ENTRIES SUPPLIED:
=== Begin Enclosure ===

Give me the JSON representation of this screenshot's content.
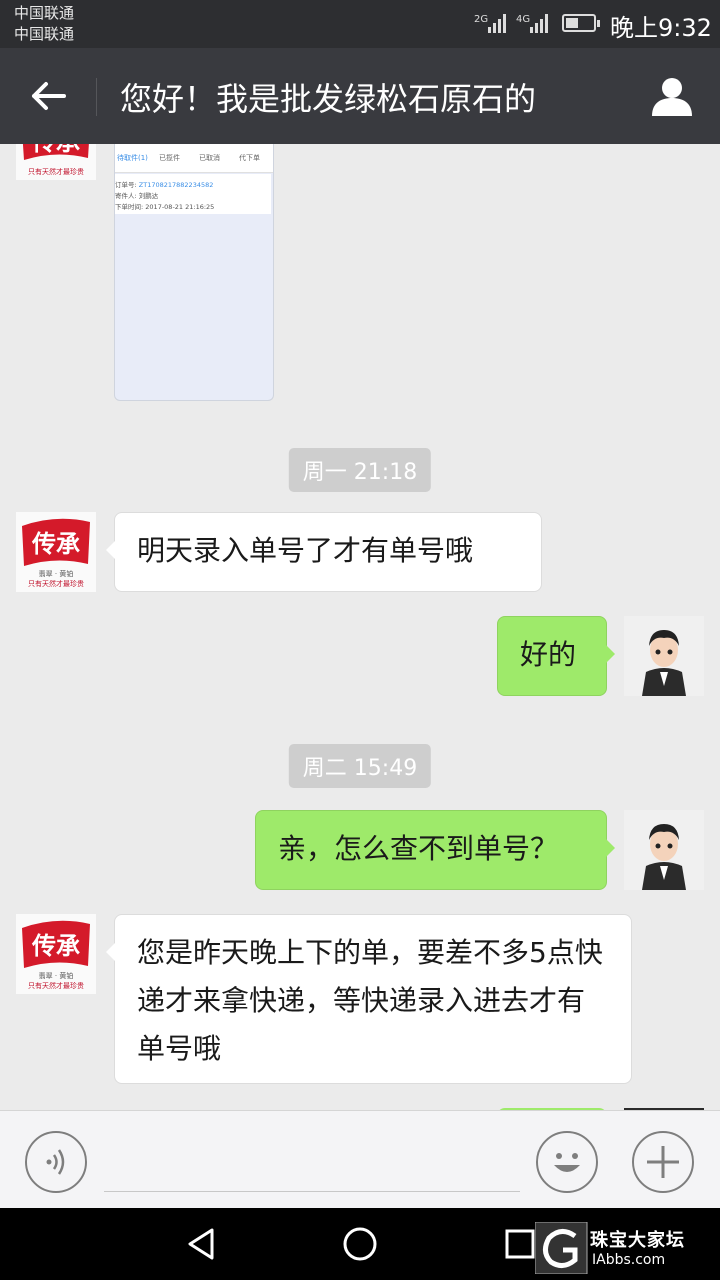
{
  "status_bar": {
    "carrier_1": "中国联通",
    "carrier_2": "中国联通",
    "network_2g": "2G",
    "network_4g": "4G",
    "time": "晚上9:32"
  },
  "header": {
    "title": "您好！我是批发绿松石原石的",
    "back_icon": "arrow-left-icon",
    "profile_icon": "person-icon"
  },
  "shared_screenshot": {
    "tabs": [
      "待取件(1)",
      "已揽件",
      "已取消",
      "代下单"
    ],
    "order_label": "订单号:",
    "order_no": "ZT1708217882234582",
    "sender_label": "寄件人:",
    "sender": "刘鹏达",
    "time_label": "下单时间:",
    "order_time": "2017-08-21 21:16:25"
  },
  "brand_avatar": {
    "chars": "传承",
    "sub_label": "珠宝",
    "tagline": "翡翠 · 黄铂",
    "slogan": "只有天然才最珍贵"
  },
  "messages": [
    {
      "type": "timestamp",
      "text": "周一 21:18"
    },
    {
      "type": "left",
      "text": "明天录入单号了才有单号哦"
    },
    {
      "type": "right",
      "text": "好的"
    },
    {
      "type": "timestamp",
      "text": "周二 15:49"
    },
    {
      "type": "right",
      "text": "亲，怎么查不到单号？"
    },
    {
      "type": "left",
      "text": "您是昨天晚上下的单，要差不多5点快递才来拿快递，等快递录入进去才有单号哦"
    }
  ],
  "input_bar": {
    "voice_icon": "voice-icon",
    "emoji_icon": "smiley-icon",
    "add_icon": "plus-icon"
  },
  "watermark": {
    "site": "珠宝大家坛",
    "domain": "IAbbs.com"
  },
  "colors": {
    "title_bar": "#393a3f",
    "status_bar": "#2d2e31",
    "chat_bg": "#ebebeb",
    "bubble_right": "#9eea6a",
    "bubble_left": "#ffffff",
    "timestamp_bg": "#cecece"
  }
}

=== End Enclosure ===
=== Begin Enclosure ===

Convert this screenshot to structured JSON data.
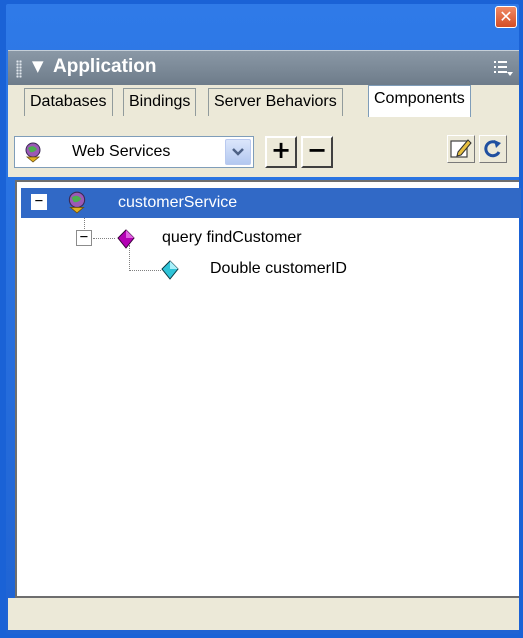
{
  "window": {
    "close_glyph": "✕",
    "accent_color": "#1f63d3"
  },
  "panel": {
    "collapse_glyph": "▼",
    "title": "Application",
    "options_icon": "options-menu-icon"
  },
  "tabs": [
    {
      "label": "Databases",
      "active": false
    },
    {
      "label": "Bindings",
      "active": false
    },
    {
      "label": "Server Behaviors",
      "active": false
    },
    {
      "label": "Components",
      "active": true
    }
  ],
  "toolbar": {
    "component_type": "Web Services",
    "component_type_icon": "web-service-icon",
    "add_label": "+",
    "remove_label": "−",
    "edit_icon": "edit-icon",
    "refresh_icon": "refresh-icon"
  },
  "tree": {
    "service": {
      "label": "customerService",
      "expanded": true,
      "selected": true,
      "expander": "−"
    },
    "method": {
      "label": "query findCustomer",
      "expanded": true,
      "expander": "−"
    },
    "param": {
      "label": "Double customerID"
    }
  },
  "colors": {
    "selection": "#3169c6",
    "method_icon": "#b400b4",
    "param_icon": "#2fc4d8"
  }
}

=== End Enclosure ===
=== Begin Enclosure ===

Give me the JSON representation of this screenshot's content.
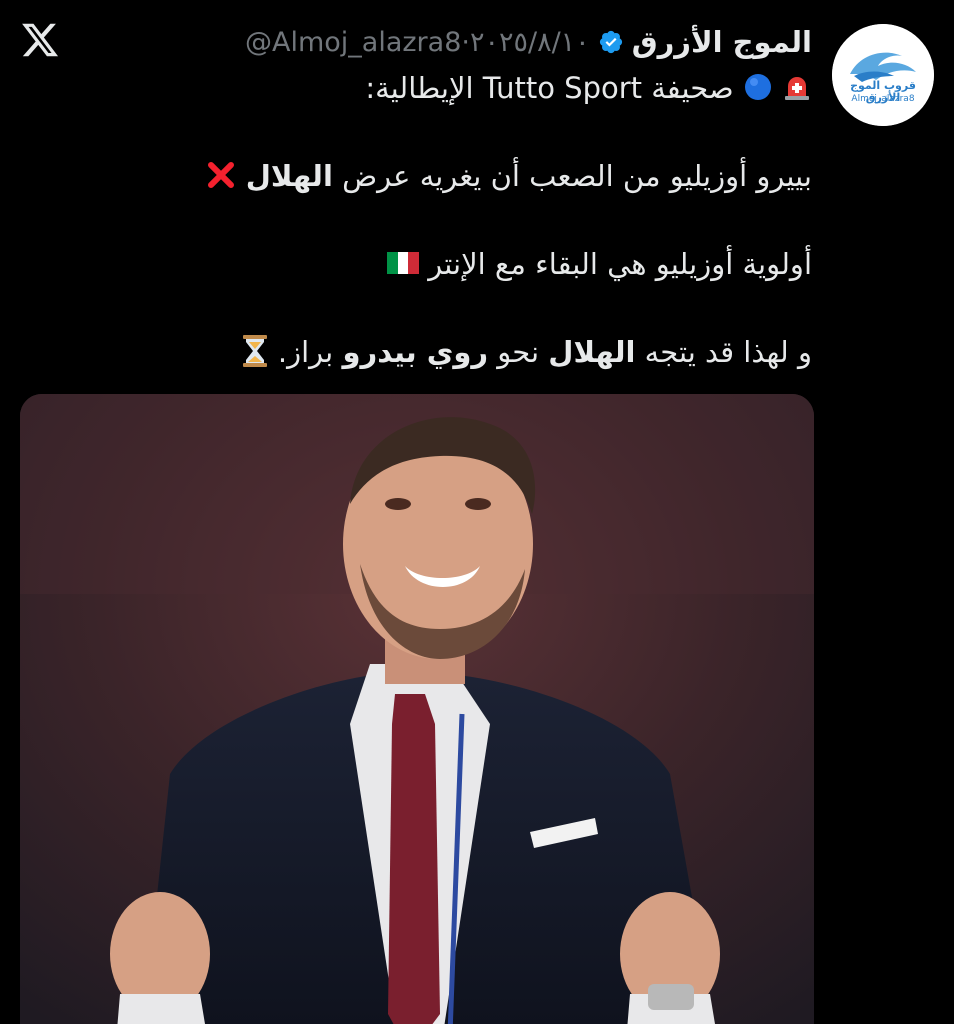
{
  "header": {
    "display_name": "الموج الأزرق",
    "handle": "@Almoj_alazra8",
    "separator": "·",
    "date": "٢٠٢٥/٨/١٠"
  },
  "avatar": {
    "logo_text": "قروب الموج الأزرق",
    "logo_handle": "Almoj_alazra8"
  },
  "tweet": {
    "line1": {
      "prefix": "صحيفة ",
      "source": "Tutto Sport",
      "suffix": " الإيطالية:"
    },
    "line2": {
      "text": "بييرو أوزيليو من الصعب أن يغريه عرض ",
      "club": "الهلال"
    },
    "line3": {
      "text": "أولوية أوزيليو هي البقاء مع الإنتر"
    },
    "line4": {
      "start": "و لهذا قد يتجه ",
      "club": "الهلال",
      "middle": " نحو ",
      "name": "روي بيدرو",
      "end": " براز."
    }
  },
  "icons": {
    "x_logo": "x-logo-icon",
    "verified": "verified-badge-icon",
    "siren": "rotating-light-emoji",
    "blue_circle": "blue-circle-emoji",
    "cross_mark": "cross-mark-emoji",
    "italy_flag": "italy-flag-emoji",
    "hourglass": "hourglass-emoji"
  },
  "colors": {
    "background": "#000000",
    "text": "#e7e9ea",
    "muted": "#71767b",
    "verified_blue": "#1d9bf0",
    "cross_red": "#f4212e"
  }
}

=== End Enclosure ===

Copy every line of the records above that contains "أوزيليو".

WRITTEN RESPONSE:
      "text": "بييرو أوزيليو من الصعب أن يغريه عرض ",
      "text": "أولوية أوزيليو هي البقاء مع الإنتر"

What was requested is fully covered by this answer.